## [YOUR OBJECTIVE]
Output the data once more, exactly as given.

▼

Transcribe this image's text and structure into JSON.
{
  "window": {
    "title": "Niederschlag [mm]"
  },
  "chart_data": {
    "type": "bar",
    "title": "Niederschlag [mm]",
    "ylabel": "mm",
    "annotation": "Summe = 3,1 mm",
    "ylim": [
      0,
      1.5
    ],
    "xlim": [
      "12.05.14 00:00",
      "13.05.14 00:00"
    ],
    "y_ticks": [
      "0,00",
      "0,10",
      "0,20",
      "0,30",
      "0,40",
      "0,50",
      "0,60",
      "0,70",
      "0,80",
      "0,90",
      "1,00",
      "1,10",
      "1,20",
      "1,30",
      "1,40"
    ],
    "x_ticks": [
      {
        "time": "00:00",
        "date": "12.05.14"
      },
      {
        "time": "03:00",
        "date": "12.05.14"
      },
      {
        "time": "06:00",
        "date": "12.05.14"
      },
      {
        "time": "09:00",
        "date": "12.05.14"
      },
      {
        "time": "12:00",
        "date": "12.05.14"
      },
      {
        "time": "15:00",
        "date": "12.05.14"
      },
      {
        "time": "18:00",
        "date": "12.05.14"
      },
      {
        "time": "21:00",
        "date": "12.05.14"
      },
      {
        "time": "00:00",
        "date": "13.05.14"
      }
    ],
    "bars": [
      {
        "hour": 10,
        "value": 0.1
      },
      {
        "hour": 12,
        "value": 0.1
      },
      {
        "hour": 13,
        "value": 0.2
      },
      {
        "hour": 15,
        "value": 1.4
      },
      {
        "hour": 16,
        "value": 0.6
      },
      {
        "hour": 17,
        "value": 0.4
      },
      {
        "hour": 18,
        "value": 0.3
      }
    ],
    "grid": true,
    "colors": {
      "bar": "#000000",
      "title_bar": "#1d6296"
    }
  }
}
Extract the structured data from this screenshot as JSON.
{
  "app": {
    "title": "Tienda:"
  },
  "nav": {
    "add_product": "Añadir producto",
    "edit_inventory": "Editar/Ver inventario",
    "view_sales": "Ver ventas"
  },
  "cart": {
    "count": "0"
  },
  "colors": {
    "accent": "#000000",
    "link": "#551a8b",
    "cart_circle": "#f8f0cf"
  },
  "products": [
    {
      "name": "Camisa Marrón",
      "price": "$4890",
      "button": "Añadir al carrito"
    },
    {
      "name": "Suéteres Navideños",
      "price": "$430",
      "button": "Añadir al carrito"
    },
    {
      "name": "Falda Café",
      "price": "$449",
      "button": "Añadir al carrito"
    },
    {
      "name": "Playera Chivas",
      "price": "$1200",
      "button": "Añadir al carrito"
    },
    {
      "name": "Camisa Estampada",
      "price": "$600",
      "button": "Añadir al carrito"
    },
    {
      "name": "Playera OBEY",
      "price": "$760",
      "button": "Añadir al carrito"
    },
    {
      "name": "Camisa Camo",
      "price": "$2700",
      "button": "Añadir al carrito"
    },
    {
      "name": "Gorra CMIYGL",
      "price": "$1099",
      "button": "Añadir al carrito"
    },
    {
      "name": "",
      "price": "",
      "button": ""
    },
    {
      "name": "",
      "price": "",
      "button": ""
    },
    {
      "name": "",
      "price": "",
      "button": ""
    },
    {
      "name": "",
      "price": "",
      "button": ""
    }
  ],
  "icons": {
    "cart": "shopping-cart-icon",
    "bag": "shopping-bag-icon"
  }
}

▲

## [RESPONSE AREA]
Transcribe this image's text and structure into JSON.
{
  "window": {
    "title": "Niederschlag [mm]"
  },
  "chart_data": {
    "type": "bar",
    "title": "Niederschlag [mm]",
    "ylabel": "mm",
    "annotation": "Summe = 3,1 mm",
    "ylim": [
      0,
      1.5
    ],
    "xlim": [
      "12.05.14 00:00",
      "13.05.14 00:00"
    ],
    "y_ticks": [
      "0,00",
      "0,10",
      "0,20",
      "0,30",
      "0,40",
      "0,50",
      "0,60",
      "0,70",
      "0,80",
      "0,90",
      "1,00",
      "1,10",
      "1,20",
      "1,30",
      "1,40"
    ],
    "x_ticks": [
      {
        "time": "00:00",
        "date": "12.05.14"
      },
      {
        "time": "03:00",
        "date": "12.05.14"
      },
      {
        "time": "06:00",
        "date": "12.05.14"
      },
      {
        "time": "09:00",
        "date": "12.05.14"
      },
      {
        "time": "12:00",
        "date": "12.05.14"
      },
      {
        "time": "15:00",
        "date": "12.05.14"
      },
      {
        "time": "18:00",
        "date": "12.05.14"
      },
      {
        "time": "21:00",
        "date": "12.05.14"
      },
      {
        "time": "00:00",
        "date": "13.05.14"
      }
    ],
    "bars": [
      {
        "hour": 10,
        "value": 0.1
      },
      {
        "hour": 12,
        "value": 0.1
      },
      {
        "hour": 13,
        "value": 0.2
      },
      {
        "hour": 15,
        "value": 1.4
      },
      {
        "hour": 16,
        "value": 0.6
      },
      {
        "hour": 17,
        "value": 0.4
      },
      {
        "hour": 18,
        "value": 0.3
      }
    ],
    "grid": true,
    "colors": {
      "bar": "#000000",
      "title_bar": "#1d6296"
    }
  }
}
Extract the structured data from this screenshot as JSON.
{
  "app": {
    "title": "Tienda:"
  },
  "nav": {
    "add_product": "Añadir producto",
    "edit_inventory": "Editar/Ver inventario",
    "view_sales": "Ver ventas"
  },
  "cart": {
    "count": "0"
  },
  "colors": {
    "accent": "#000000",
    "link": "#551a8b",
    "cart_circle": "#f8f0cf"
  },
  "products": [
    {
      "name": "Camisa Marrón",
      "price": "$4890",
      "button": "Añadir al carrito"
    },
    {
      "name": "Suéteres Navideños",
      "price": "$430",
      "button": "Añadir al carrito"
    },
    {
      "name": "Falda Café",
      "price": "$449",
      "button": "Añadir al carrito"
    },
    {
      "name": "Playera Chivas",
      "price": "$1200",
      "button": "Añadir al carrito"
    },
    {
      "name": "Camisa Estampada",
      "price": "$600",
      "button": "Añadir al carrito"
    },
    {
      "name": "Playera OBEY",
      "price": "$760",
      "button": "Añadir al carrito"
    },
    {
      "name": "Camisa Camo",
      "price": "$2700",
      "button": "Añadir al carrito"
    },
    {
      "name": "Gorra CMIYGL",
      "price": "$1099",
      "button": "Añadir al carrito"
    },
    {
      "name": "",
      "price": "",
      "button": ""
    },
    {
      "name": "",
      "price": "",
      "button": ""
    },
    {
      "name": "",
      "price": "",
      "button": ""
    },
    {
      "name": "",
      "price": "",
      "button": ""
    }
  ],
  "icons": {
    "cart": "shopping-cart-icon",
    "bag": "shopping-bag-icon"
  }
}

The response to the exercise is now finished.